Kensington has, since the turn of the last century, also been renowned for family-scale flats, in its wealth of Edwardian brick mansion blocks, with high ceilings and generous lateral expanses. (The type of flat in which the late Princess Diana spent her youth). These solid, portered buildings, such as Iverna Gardens (where John D Wood is selling a four-bedroom flat for £2.499m) and Falkland House (where Knight Frank has a two-bedroom flat for £1.35m), still provide an attractive base for families, but recent developments have catered as much for the investor as the resident.
“What’s really performing well are gated communities with parking,” says Thomas Holcroft, director in charge of flats at Savills, Kensington. “International buyers want a safe haven for their money and are happy to pay a premium for security and large, lateral spaces.” At the top of this market are the ballroom-like dimensions of Westcity and Northacre’s fully serviced renovation of Academy Gardens in Duchess of Bedfords Walk (where Knight Frank is marketing a five-bedroom duplex for £30m).
The area, too, is witnessing something of a building boom. The Palace end of the High Street will soon enjoy a lavish 97-flat development designed by Sir David Chipperfield for Lancer Asset Management. De Vere Gardens is intended to rival the super-prime offering available in Knightsbridge and the properties, scheduled for completion in 2014, will be accompanied by underground parking, a spa and entertainment facilities.
Just down the road, the hotly anticipated arrival, in 2014, of the Design Museum in the reborn Commonwealth Institute – itself an iconic monument of mid-century modernism – will be accompanied by 62 new flats by Pritzker Prize-winner Rem Koolhaas.

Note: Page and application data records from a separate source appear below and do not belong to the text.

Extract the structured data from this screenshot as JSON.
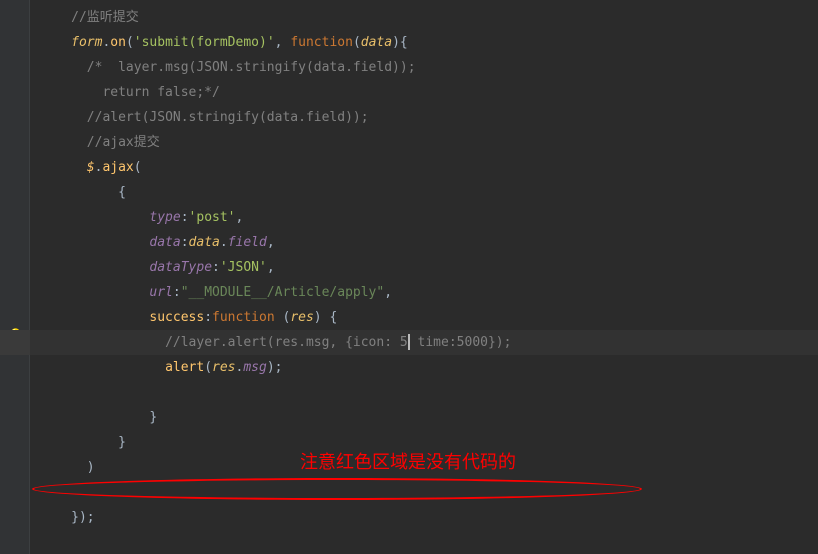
{
  "code": {
    "line1_comment": "//监听提交",
    "line2_form": "form",
    "line2_on": "on",
    "line2_submit": "'submit(formDemo)'",
    "line2_function": "function",
    "line2_data": "data",
    "line3_comment1": "/*  layer.msg(JSON.stringify(data.field));",
    "line4_comment": "         return false;*/",
    "line5_comment": "//alert(JSON.stringify(data.field));",
    "line6_comment": "//ajax提交",
    "line7_jquery": "$",
    "line7_ajax": "ajax",
    "line8_brace": "{",
    "line9_type": "type",
    "line9_post": "'post'",
    "line10_data": "data",
    "line10_data2": "data",
    "line10_field": "field",
    "line11_dataType": "dataType",
    "line11_json": "'JSON'",
    "line12_url": "url",
    "line12_urlval": "\"__MODULE__/Article/apply\"",
    "line13_success": "success",
    "line13_function": "function",
    "line13_res": "res",
    "line14_comment_a": "//layer.alert(res.msg, {icon: 5",
    "line14_comment_b": " time:5000});",
    "line15_alert": "alert",
    "line15_res": "res",
    "line15_msg": "msg",
    "line17_brace": "}",
    "line18_brace": "}",
    "line19_paren": ")",
    "line21_close": "});"
  },
  "annotation": {
    "text": "注意红色区域是没有代码的"
  }
}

Two-bedroom apartments in the Chelsfield Partners/Ilchester Estate development, The Parabola, will start from about £2m and include, at least initially, a complimentary PA service. “People always talk about a concierge,” says Ed Lewis, director of residential development sales at Savills, London, who will be selling the flats. “But you’re much more likely to need someone to walk your children to school than to book you a restaurant.”
The practical requirements of family living have also been addressed by one of Kensington’s canniest property moguls, Jon Hunt. In the 1980s, he recognised that house buyers wanted to look at property in the evenings and at weekends and founded Foxtons to satisfy this demand. Now he’s noticed that, however generous your living quarters, working at home is not everyone’s cup of tea. In 2011, he opened the Dryland Business Members Club in Kensington High Street, to provide a new style of serviced office with the atmosphere of a private members club and the hospitality of a five-star hotel. “People don’t need to go to the office,” says Hunt. “You go there to socialise. Humans prefer being with other humans.”
In Kensington, they certainly do. “People may buy in Mayfair and Knightsbridge,” says Andrew Dunn, “but they live in Kensington.” And street parties to celebrate the jubilee were ample proof of that. “Our street isn’t particularly long,” said one resident of Bedford Gardens, “but we sold over 170 tickets. About 60 per cent of those who came were English; the rest were from all over the world. In this regard, Kensington is just like the rest of London – a truly cosmopolitan mix.”